→ **Aim of the exercise**: The records must be returned word for word.
START Task inputs
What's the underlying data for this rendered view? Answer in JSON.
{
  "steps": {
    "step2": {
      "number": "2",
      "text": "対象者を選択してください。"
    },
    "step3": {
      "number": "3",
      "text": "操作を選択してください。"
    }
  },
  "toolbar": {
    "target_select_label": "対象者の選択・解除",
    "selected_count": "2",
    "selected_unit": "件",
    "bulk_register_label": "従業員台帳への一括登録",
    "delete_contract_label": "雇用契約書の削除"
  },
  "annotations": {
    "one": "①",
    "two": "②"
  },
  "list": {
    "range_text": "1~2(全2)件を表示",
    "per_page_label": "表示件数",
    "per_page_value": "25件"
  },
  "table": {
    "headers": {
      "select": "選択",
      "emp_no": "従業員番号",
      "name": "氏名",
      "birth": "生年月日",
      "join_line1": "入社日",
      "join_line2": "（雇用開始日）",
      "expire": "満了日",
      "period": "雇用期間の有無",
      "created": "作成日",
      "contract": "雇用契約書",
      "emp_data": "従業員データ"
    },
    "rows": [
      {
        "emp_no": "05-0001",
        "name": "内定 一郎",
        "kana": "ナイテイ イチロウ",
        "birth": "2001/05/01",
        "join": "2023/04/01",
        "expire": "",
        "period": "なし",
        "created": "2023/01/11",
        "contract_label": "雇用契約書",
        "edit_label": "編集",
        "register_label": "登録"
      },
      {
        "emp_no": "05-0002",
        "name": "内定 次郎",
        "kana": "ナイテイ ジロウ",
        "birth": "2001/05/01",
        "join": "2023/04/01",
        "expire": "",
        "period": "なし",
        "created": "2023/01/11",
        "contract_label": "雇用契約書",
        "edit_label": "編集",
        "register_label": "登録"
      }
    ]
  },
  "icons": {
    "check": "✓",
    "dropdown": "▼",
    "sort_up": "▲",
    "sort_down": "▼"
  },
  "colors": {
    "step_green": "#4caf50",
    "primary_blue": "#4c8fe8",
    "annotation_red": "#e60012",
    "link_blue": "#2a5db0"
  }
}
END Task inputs
→ **Reply**:
What's the underlying data for this rendered view? Answer in JSON.
{
  "steps": {
    "step2": {
      "number": "2",
      "text": "対象者を選択してください。"
    },
    "step3": {
      "number": "3",
      "text": "操作を選択してください。"
    }
  },
  "toolbar": {
    "target_select_label": "対象者の選択・解除",
    "selected_count": "2",
    "selected_unit": "件",
    "bulk_register_label": "従業員台帳への一括登録",
    "delete_contract_label": "雇用契約書の削除"
  },
  "annotations": {
    "one": "①",
    "two": "②"
  },
  "list": {
    "range_text": "1~2(全2)件を表示",
    "per_page_label": "表示件数",
    "per_page_value": "25件"
  },
  "table": {
    "headers": {
      "select": "選択",
      "emp_no": "従業員番号",
      "name": "氏名",
      "birth": "生年月日",
      "join_line1": "入社日",
      "join_line2": "（雇用開始日）",
      "expire": "満了日",
      "period": "雇用期間の有無",
      "created": "作成日",
      "contract": "雇用契約書",
      "emp_data": "従業員データ"
    },
    "rows": [
      {
        "emp_no": "05-0001",
        "name": "内定 一郎",
        "kana": "ナイテイ イチロウ",
        "birth": "2001/05/01",
        "join": "2023/04/01",
        "expire": "",
        "period": "なし",
        "created": "2023/01/11",
        "contract_label": "雇用契約書",
        "edit_label": "編集",
        "register_label": "登録"
      },
      {
        "emp_no": "05-0002",
        "name": "内定 次郎",
        "kana": "ナイテイ ジロウ",
        "birth": "2001/05/01",
        "join": "2023/04/01",
        "expire": "",
        "period": "なし",
        "created": "2023/01/11",
        "contract_label": "雇用契約書",
        "edit_label": "編集",
        "register_label": "登録"
      }
    ]
  },
  "icons": {
    "check": "✓",
    "dropdown": "▼",
    "sort_up": "▲",
    "sort_down": "▼"
  },
  "colors": {
    "step_green": "#4caf50",
    "primary_blue": "#4c8fe8",
    "annotation_red": "#e60012",
    "link_blue": "#2a5db0"
  }
}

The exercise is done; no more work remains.